[[ DATA FOR THIS EXERCISE open ]]

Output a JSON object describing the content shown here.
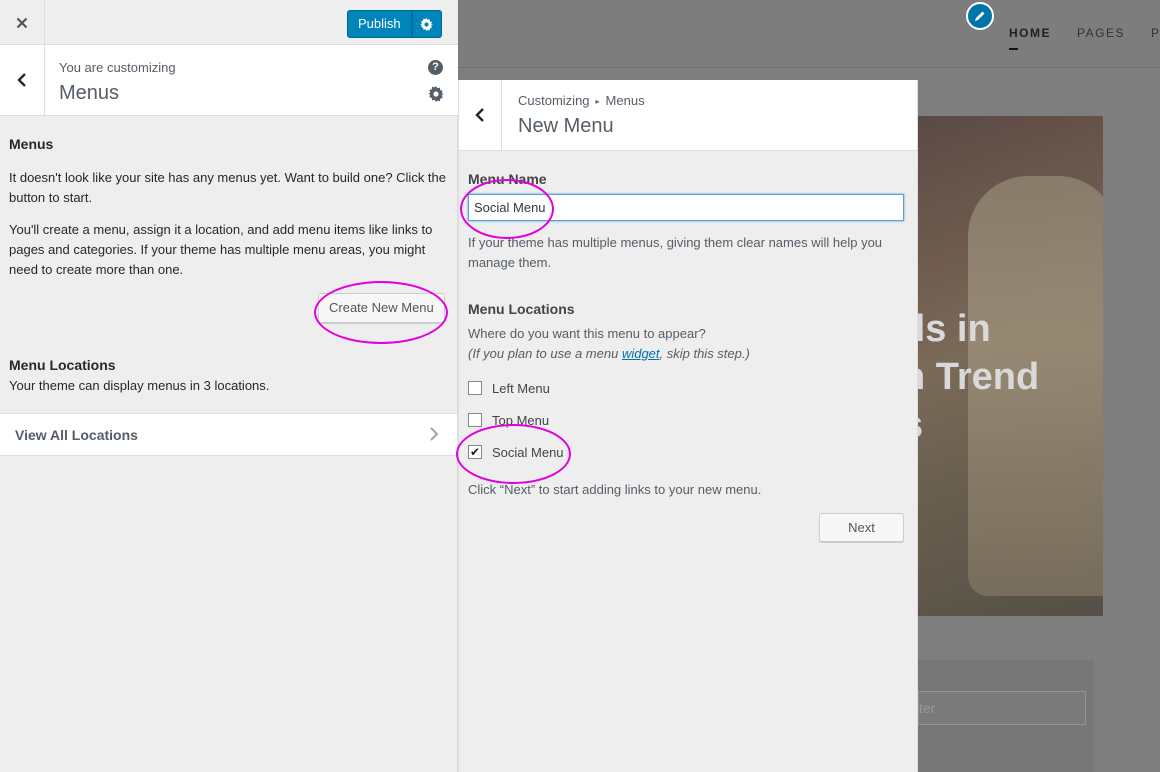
{
  "topbar": {
    "close_icon": "close-icon",
    "publish_label": "Publish",
    "publish_settings_icon": "gear-icon"
  },
  "section": {
    "customizing_label": "You are customizing",
    "title": "Menus",
    "help_icon": "question-icon",
    "settings_icon": "gear-icon"
  },
  "menus": {
    "heading": "Menus",
    "para1": "It doesn't look like your site has any menus yet. Want to build one? Click the button to start.",
    "para2": "You'll create a menu, assign it a location, and add menu items like links to pages and categories. If your theme has multiple menu areas, you might need to create more than one.",
    "create_button": "Create New Menu"
  },
  "locations": {
    "heading": "Menu Locations",
    "desc": "Your theme can display menus in 3 locations.",
    "view_all": "View All Locations"
  },
  "new_menu": {
    "breadcrumb_root": "Customizing",
    "breadcrumb_sep": "▸",
    "breadcrumb_current": "Menus",
    "title": "New Menu",
    "name_label": "Menu Name",
    "name_value": "Social Menu",
    "name_help": "If your theme has multiple menus, giving them clear names will help you manage them.",
    "locations_label": "Menu Locations",
    "locations_question": "Where do you want this menu to appear?",
    "locations_hint_pre": "(If you plan to use a menu ",
    "locations_hint_link": "widget",
    "locations_hint_post": ", skip this step.)",
    "checkboxes": [
      {
        "label": "Left Menu",
        "checked": false
      },
      {
        "label": "Top Menu",
        "checked": false
      },
      {
        "label": "Social Menu",
        "checked": true
      }
    ],
    "next_hint": "Click “Next” to start adding links to your new menu.",
    "next_button": "Next"
  },
  "preview": {
    "nav": [
      "HOME",
      "PAGES",
      "P"
    ],
    "hero_lines": [
      "ds in",
      "n Trend",
      "s"
    ],
    "search_placeholder": "ter",
    "colors": {
      "accent": "#0073aa",
      "annotation": "#e000e0"
    }
  }
}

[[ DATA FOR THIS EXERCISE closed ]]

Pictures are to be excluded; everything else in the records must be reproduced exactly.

Output a JSON object describing the content shown here.
{
  "topbar": {
    "close_icon": "close-icon",
    "publish_label": "Publish",
    "publish_settings_icon": "gear-icon"
  },
  "section": {
    "customizing_label": "You are customizing",
    "title": "Menus",
    "help_icon": "question-icon",
    "settings_icon": "gear-icon"
  },
  "menus": {
    "heading": "Menus",
    "para1": "It doesn't look like your site has any menus yet. Want to build one? Click the button to start.",
    "para2": "You'll create a menu, assign it a location, and add menu items like links to pages and categories. If your theme has multiple menu areas, you might need to create more than one.",
    "create_button": "Create New Menu"
  },
  "locations": {
    "heading": "Menu Locations",
    "desc": "Your theme can display menus in 3 locations.",
    "view_all": "View All Locations"
  },
  "new_menu": {
    "breadcrumb_root": "Customizing",
    "breadcrumb_sep": "▸",
    "breadcrumb_current": "Menus",
    "title": "New Menu",
    "name_label": "Menu Name",
    "name_value": "Social Menu",
    "name_help": "If your theme has multiple menus, giving them clear names will help you manage them.",
    "locations_label": "Menu Locations",
    "locations_question": "Where do you want this menu to appear?",
    "locations_hint_pre": "(If you plan to use a menu ",
    "locations_hint_link": "widget",
    "locations_hint_post": ", skip this step.)",
    "checkboxes": [
      {
        "label": "Left Menu",
        "checked": false
      },
      {
        "label": "Top Menu",
        "checked": false
      },
      {
        "label": "Social Menu",
        "checked": true
      }
    ],
    "next_hint": "Click “Next” to start adding links to your new menu.",
    "next_button": "Next"
  },
  "preview": {
    "nav": [
      "HOME",
      "PAGES",
      "P"
    ],
    "hero_lines": [
      "ds in",
      "n Trend",
      "s"
    ],
    "search_placeholder": "ter",
    "colors": {
      "accent": "#0073aa",
      "annotation": "#e000e0"
    }
  }
}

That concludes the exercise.